Choosing Jobs over the Environment: WV Politicians Want to Stop EPA Regulations for Cleaner Air
Coal is big business in West Virginia. The money from the industry keeps many families in the mountain state afloat each month and is the anchor of a struggling economy.
Now one West Virginia Democrat is proposing that the best way to handle the coal industry and keep jobs in the state is by removing all regulations that may interfere with their profits and let them spew as much pollution as they want into the air.
On Tuesday, Rep. Nick Rahall (D-WV) introduced the Protection and Accountability Regulatory Act of 2014 in an effort to stop the Environmental Protection Agency’s regulation of coal plants, modified coal plants and reconstructed coal plants and the amount of polluting carbon they release into the atmosphere.
“The EPA needs to get their head out of the clouds and come back down to Earth where the rest of us must live and work,” Rahall said in a statement advocating for the EPA to ‘mind their own’. “We don’t need more regulation to solve our energy challenges—we need more innovation.”
Aligning himself mostly with House Republicans, Rahall joined with fellow West Virginia representative David McKinley (D-WV) to co-sponsor the measure, which is meant as an answer to Obama’s new rules aimed a capping carbon emissions in power plants by 2030.
The new EPA rules, which could damage the already suffering West Virginia coal industry, caused a strong reaction in Rahall’s and McKinley’s state – home of softer and more polluting bituminous coal -, even prompting the West Virginia Attorney General Patrick Morrisey to threaten to sue the EPA if they did not rescind the restriction on carbon emissions.

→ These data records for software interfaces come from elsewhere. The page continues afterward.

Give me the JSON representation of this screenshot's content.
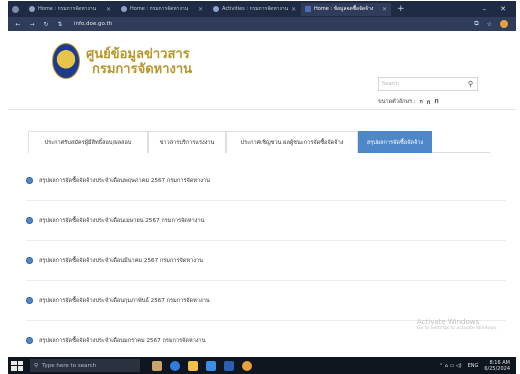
{
  "browser": {
    "tabs": [
      {
        "label": "Home : กรมการจัดหางาน",
        "active": false
      },
      {
        "label": "Home : กรมการจัดหางาน",
        "active": false
      },
      {
        "label": "Activities : กรมการจัดหางาน",
        "active": false
      },
      {
        "label": "Home : ข้อมูลจดซื้อจัดจ้าง",
        "active": true
      }
    ],
    "new_tab": "+",
    "url": "info.doe.go.th",
    "window_controls": {
      "minimize": "–",
      "close": "✕"
    }
  },
  "header": {
    "title_line1": "ศูนย์ข้อมูลข่าวสาร",
    "title_line2": "กรมการจัดหางาน",
    "search_placeholder": "Search",
    "search_icon": "search-icon",
    "fontsize_label": "ขนาดตัวอักษร :",
    "fontsize_options": [
      "ก",
      "ก",
      "ก"
    ]
  },
  "category_tabs": [
    {
      "label": "ประกาศรับสมัครผู้มีสิทธิ์สอบ/ผลสอบ",
      "active": false
    },
    {
      "label": "ข่าวสารบริการแรงงาน",
      "active": false
    },
    {
      "label": "ประกาศเชิญชวน ผลผู้ชนะการจัดซื้อจัดจ้าง",
      "active": false
    },
    {
      "label": "สรุปผลการจัดซื้อจัดจ้าง",
      "active": true
    }
  ],
  "list": [
    "สรุปผลการจัดซื้อจัดจ้างประจำเดือนพฤษภาคม 2567 กรมการจัดหางาน",
    "สรุปผลการจัดซื้อจัดจ้างประจำเดือนเมษายน 2567 กรมการจัดหางาน",
    "สรุปผลการจัดซื้อจัดจ้างประจำเดือนมีนาคม 2567 กรมการจัดหางาน",
    "สรุปผลการจัดซื้อจัดจ้างประจำเดือนกุมภาพันธ์ 2567 กรมการจัดหางาน",
    "สรุปผลการจัดซื้อจัดจ้างประจำเดือนมกราคม 2567 กรมการจัดหางาน"
  ],
  "watermark": {
    "line1": "Activate Windows",
    "line2": "Go to Settings to activate Windows."
  },
  "taskbar": {
    "search_placeholder": "Type here to search",
    "tray_lang": "ENG",
    "time": "8:16 AM",
    "date": "6/25/2024"
  },
  "colors": {
    "accent": "#4e87c8",
    "brand_gold": "#b8962a"
  }
}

“As the chief legal office for the State of West Virginia, I respectfully request that you withdraw the Proposed Rule immediately because EPA lacks the legal authority to adopt that Rule,” Morrisey wrote in his nine-page letter.“I urge you to withdraw the proposed rule immediately and avoid needless litigation.”
He also stated that he cannot allow the EPA to “blatantly violate the law in order to achieve its policy goals.”
Yet while the environment would be the real losers if Rahall and McKinley’s bill was passed, in an impoverished state like West Virginia the politicians’ rationale is less about long-term environmental goals and global warming and more about making sure the state does not lose more jobs, especially ones considered well-paid by WV standards.
“The proposed rule issued today by the Environmental Protection Agency will lead to long-term and irreversible job losses for thousands of coal miners, electrical workers, utility workers, boilermakers, railroad workers and others,” United Mine Worker’s International President Cecil Roberts said, stressing the sentiment of many in the state who are willing to do anything – even pollute the environment – just to keep jobs around.
Photo Credit: Cathy (WV Coal Powered Plant)